This is just a quickie post to get down some basic information relevant to introducing secondary suites into Christchurch and Lyttleton Harbour (the latter being covered by the Banks Penninsula – BP -District Plan – the former by the CCC Plan)
First, what I am calling “secondary suites”, the CCC Plan and BP plan calls “family flats”. There is a very helpful pamphlet published by the CCC “So you want to build a family flat” that sets out the ground rules. There is also a “bond contract/agreement” , creating a legal obligation or “encumbrance” to be signed by anyone planning to create a family flat. (These documents are also available at the City’s website.) But the long and short of it (the existing regulations) is :
- a family flat/secondary suite can be inside an existing dwelling – perhaps from converting or developing (according to regular building codes) say internal rooms and living spaces into “separate” living facilities – or external to an existing residential dwelling – the cottage in the back yard , or a semi detached building.
- the residential unit is only defined as a family flat/secondary suite if it contains a kitchen – bedrooms ,bathrooms, laundries, living rooms, games rooms, studies, garages, and all other aspects of typical residential space for living all seem to be fine
- What’s a kitchen?
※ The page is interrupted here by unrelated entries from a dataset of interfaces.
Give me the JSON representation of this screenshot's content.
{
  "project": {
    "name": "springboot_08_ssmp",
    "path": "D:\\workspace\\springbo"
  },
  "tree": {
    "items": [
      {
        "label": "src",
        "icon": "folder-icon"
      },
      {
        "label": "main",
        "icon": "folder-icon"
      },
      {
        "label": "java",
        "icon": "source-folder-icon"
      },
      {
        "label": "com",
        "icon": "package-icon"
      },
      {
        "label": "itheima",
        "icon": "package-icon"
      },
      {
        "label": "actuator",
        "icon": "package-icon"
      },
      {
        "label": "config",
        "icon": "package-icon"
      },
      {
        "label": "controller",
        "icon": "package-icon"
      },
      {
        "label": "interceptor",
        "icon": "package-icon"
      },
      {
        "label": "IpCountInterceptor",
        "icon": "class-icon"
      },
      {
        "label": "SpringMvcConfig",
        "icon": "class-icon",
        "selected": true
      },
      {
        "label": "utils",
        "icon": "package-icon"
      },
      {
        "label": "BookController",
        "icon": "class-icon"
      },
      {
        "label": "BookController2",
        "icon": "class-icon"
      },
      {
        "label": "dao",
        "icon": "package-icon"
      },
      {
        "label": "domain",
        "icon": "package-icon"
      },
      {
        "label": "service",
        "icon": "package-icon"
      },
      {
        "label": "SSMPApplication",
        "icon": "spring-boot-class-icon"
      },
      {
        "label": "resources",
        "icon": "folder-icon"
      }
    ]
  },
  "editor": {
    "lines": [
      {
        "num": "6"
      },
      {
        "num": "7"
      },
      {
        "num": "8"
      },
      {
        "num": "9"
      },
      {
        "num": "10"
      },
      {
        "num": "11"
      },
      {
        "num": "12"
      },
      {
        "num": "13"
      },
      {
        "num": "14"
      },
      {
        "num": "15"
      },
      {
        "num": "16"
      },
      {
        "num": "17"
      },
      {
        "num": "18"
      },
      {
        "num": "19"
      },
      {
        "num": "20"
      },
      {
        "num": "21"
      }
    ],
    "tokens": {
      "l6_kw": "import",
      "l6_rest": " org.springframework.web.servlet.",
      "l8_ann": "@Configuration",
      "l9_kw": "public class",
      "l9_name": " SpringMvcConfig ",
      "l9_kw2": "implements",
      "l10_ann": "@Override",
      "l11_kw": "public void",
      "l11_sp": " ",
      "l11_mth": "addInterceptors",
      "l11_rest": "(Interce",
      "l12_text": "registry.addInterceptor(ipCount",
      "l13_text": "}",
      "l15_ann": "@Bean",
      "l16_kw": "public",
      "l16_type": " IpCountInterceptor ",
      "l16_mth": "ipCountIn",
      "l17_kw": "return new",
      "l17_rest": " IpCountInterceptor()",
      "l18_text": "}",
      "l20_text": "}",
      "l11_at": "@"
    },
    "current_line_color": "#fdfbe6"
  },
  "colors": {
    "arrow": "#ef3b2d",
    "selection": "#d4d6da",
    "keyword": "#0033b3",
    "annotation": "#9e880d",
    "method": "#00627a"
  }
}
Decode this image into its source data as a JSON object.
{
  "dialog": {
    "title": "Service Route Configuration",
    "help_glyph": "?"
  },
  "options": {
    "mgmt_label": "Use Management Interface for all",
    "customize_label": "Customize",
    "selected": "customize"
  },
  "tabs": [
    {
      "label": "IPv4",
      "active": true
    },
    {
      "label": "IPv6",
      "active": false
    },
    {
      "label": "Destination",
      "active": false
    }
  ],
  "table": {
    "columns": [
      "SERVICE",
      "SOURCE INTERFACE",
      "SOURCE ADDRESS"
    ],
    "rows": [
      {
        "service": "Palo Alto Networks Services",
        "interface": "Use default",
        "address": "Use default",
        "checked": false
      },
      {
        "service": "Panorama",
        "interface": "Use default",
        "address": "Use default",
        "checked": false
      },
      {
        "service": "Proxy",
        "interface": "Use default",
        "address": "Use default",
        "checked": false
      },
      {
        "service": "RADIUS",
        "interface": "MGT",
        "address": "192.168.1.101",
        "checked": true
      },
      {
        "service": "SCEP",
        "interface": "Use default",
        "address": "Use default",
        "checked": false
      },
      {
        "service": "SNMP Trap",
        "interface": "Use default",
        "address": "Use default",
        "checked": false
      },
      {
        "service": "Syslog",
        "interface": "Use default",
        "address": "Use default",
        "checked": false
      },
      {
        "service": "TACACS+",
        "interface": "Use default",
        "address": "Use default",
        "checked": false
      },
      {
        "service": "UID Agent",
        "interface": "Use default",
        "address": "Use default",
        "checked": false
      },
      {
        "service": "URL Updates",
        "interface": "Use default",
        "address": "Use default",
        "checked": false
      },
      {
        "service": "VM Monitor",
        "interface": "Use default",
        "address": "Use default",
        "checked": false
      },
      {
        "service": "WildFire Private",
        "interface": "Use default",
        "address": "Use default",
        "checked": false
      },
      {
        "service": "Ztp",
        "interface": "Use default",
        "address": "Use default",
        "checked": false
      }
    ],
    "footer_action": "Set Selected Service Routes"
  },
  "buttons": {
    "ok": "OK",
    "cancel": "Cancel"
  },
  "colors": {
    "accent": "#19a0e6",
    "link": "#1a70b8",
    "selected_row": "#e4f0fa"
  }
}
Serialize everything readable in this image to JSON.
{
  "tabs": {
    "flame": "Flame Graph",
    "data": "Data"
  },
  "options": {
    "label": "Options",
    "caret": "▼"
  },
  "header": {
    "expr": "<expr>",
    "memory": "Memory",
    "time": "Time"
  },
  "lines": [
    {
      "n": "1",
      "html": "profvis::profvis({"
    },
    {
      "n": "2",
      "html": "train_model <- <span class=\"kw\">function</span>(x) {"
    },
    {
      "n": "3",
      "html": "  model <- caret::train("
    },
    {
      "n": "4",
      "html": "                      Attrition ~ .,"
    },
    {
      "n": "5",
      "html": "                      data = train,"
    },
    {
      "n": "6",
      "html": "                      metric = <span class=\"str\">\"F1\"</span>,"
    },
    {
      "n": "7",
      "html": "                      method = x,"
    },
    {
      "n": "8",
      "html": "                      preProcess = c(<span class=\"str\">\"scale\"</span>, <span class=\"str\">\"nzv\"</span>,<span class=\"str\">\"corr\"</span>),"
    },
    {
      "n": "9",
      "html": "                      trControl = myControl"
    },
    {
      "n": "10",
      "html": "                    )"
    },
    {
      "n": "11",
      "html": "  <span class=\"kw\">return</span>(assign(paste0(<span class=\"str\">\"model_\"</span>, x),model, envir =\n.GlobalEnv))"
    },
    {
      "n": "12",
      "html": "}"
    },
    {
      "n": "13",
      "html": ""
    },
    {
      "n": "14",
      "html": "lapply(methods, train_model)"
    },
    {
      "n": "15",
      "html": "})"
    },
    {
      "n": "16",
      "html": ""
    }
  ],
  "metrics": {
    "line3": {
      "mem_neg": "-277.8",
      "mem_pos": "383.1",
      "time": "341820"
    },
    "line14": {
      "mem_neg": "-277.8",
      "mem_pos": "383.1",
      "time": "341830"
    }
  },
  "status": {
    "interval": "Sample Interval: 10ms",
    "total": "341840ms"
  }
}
A kitchen is not defined in the city plan – however the guidelines in the pamphlet say that it a kitchen contains all three of a sink, a bench and “facilities that allow cooking equipment to be set up” – legal advice that I have had seems to think that since toasters, kettles, microwaves, refrigerators, and all kinds of portable plug-in appliances are in widespread use throughout the city’s residences and B&B’s , that cooking equipment here is most likely operationally defined as fixed cooking equipment such as an hobbs and/or oven with fixed specialized wiring (This makes sense since the draconian powers of remedy for the Council include charging you for “removing” the cooking equipment deemed to be in breach – hardly a problem for a plug-in appliance – but don’t quote me on that – even the legal advisor I discussed couldn’t tell me for sure!)
- What “categories” of people can live in the residence? Living (which I guess means using the kitchen cooking facilities – since everything else in relation to using residential space is more or less permitted !) is narrowly restricted to a “dependent family member” . Note that this “user type restriction” differs from regulations for B&B’s , Holiday home, and Homestay accommodation in Christchurch . These regulations permit , as an accepted – “by-right” – residential activity, as many as 4 “paying” people in any type of standard residential living zone in the City (how many nonpaying people??) . Such visitors guests … don’t have to be related by family connections in any way whatsoever – just as in the standard student or professional flatting arrangements where no family connection is required, or often desired. Whether or how these types of regulations on “acceptable people” are enforced or not is a complete unknown, since there is no registration requirement for either home stay or holiday home or B&B short stay or flatting type rental accommodation, and even if there were who could verify/dispute a claim, easily? No one knows how much, or how little, of this private accommodation activity goes on in the City. If the experiences of other cities where accommodation is in short supply is any indication, it will be a quantitatively significant activity. For example more than half of all homes and more than 2/3 of all new homes in some well established residential areas of Vancouver engage in secondary suites accommodation service supply. Word “on the street” in Christchurch is that everyone who knows anyone at High School will have heard of the lucrative weekly income that comes form having students on short or long home stays.
- a $5000 bond “without cash” must be formally posted, registered through a solicitor – at your expense – for a hefty $400-500 transaction fee with the City, and the “agreement” between you and the City must have the consent of the institutions holding your mortgage! . In case of breach of the conditions for having a family flat this is a legally binding penalty that the City can enforce; the “agreement” also includes rights for the City to monitor, inspect, and forcibly shut down any activities inspectors deem to be breaching the family flat agreement; it is an obligation that is attached to the property, not the person – so any prospective buyer will be taking on such a registered obligation. With these kinds of restrictions one can see why people or households who would otherwise love to have a family flat (read second cooking facilities) , even for for family members, much less a secondary suite, for anyone else, paying or not, simply wouldn’t register it!!
- 65 sq metres is a maximum size (for either an internal or an external unit)
It is worth mentioning that the provisions of the new temporary accommodation regulations approved by Council and Cear define an accommodation unit much more liberally : “a structure of no more than 150m² in gross floor area for the purpose of providing temporary residential accommodation. The unit may include facilities normally associated with residential accommodation such as a kitchen, living area, bathroom, toilet and bedrooms. Accommodation unit may also include a campervan or caravan.” But as you’ll see in an upcoming post – this attempt at non-regulatory reform is just old wine in new wineskins. What kind of policy advice are authorities receiving – and accepting – to make them think this sort of regulation will encourage investment in accommodation units? Put the another way – as a statement answering the question – there is no real interest in or commitment to providing incentives for small scale, privately initiated and funded, investment in accommodation units at all!!